13-17 November 2017 Royal Dublin Society, Dublin, Ireland
Main Forum Programme
The theme of the Forum is Building the health workforce of the future
The Forum consists of six plenaries in total, four of which are immediately followed by six parallel track sessions, which explore specific aspects of this theme in more depth.
The track sessions are of two types:
1) Health workforce policy and practice
2) Research and innovations
Programme at glance
|17h30 – 21h00|
|14 November (Tuesday)||Plenary 1: Health systems for the future: 2030 and beyond|
Followed by welcome reception
|15 November||Plenary 2 : Aligning education and utilization of skills to optimize workforce performance |
|Coffee break||Organized track sessions||Lunch||Plenary 3: Policies and planning for labour market transformation & employment for health |
|Coffee break||Organized track sessions||Marketplace exhibits; posters; report launches|
|16 November||Plenary 4: Decent work, rights and responsibilities |
|Coffee break||Organized track sessions||Lunch||Plenary 5: Moving forward: Improving governance implementation of the Global Strategy on HRH |
|Coffee break||Organized track sessions|
|17 November||Plenary 6/ Investors Forum – Investments and financing for building a performing and sustainable health workforce||Coffee break||Investors Forum continued.|
The organized sessions, selected based on a call for submission process, are built around 4 subthemes:
Call for submissions towards the organized sessions are now open.
Aligning education and utilization of skills to optimize workforce performance
Subtheme 1 focuses on optimizing workforce performance to meet population health needs through scaling-up high quality education and life-long learning, ensuring a proper skill mix of health workers and distribution (geographical, among sectors and across levels of the health system) to match population health needs, and enabling them to work to their full potential.
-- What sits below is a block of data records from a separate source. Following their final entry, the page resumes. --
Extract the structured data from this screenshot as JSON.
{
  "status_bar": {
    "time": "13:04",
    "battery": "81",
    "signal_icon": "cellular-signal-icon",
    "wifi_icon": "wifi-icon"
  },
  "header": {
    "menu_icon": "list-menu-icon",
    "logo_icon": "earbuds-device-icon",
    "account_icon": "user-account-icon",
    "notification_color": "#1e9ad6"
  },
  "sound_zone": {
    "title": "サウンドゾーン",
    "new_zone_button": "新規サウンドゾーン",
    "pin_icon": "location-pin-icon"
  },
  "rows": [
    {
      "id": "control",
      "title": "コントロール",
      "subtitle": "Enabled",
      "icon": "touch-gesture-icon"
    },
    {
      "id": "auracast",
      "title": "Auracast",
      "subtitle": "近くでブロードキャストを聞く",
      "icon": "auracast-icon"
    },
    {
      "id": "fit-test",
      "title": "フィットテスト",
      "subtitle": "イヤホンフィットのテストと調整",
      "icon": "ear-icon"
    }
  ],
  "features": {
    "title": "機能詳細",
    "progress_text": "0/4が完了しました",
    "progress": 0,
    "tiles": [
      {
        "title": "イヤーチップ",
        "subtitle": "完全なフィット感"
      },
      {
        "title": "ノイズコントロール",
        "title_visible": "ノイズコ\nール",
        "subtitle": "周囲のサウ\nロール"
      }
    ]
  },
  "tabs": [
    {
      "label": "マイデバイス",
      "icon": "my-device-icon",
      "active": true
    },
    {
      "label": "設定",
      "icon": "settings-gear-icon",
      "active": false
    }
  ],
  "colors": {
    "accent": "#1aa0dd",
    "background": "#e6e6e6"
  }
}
It is about planning and ensuring the right skills for the right jobs in the right places.
Submissions are expected to cover (but are not limited to): transformative education, technical and vocational education and training (TVET); continuing education and skills maintenance and anticipation; workforce competencies, skills mix, behaviour and scopes of practice, including competencies for and implications of specific thematic priorities (International Health Regulations; antimicrobial resistance; RMNCAH; HIV/ AIDS; other infectious diseases; NCDs; diversity, gender and respectful care training; immunization programmes); emerging professions and alternative cadres of workforce groups particularly in low-income settings; social accountability, recruitment and retention in underserved areas and sectors of activity (e.g. mental health, public health, geriatrics, global surgery); expansion of the private education market, role and responsibilities of the private sector in workforce education and accreditation mechanisms, the use of innovative delivery models and technologies among others.
Policies and planning for labour market transformation and employment for health
Subtheme 2 focuses on evidence-informed policies and reforms to address labour market challenges as well as actions to stimulate investments in creating employment opportunities that respond to the current and future needs of the population to achieve UHC, health security and the SDGs.
Submissions are expected to cover (but are not limited to): health labour market analysis, matching health workforce supply to population needs, health workforce planning and implementation, forecasting and modelling, workforce performance and productivity, dual practice, social and economic benefits of health employment, migration and labour mobility, demographic and epidemiological changes including the ageing workforce, and innovative ways of meeting increasing demand for the health workforce.
Decent work, rights and responsibilities
Subtheme 3 covers policies, actions and investments to ensure decent work for all jobs across the health economy. Decent work involves opportunities for work that is productive and delivers a fair income, security in the workplace and social protection for families, better prospects for personal development and social integration, freedom for people to express their concerns, organize and participate in the decisions that affect their working lives and equality of opportunity and treatment for all women and men.
Submissions are expected to cover (but are not limited to): productive employment, creating attractive health sector jobs particularly for women and youth, rights at work, social protection and social dialogue, employment relations, working conditions including remuneration, incentives, job security, occupational health and safety, protection of health workers from violence and attacks, labour relations, effective recognition and application of labour rights and enabling and supportive human resource management practices.
Sub-theme 4 :
Moving forward: improving governance for effective implementation of the Global Strategy on HRH
Subtheme 4 addresses governance actions (at global, regional, national and local levels), that are needed for the development and transformation of health systems and the workforce to progress towards UHC and SDGs.
Submissions are expected to cover (but are not limited to): The implementation of the WHO Global Code of Practice on the International Recruitment of Health Personnel, national HRH governance structures; recruitment, training and retention strategies; the development, negotiation and review of workforce strategies including inter-sectoral policy dialogue and social dialogue, voice and accountability, decision-making processes, laws and regulations, institutions and institutional reforms, health professions councils; engagement with the private sector, information and intelligence for decision-making and local governance issues.
Fourth Global Forum on Human Resources for Health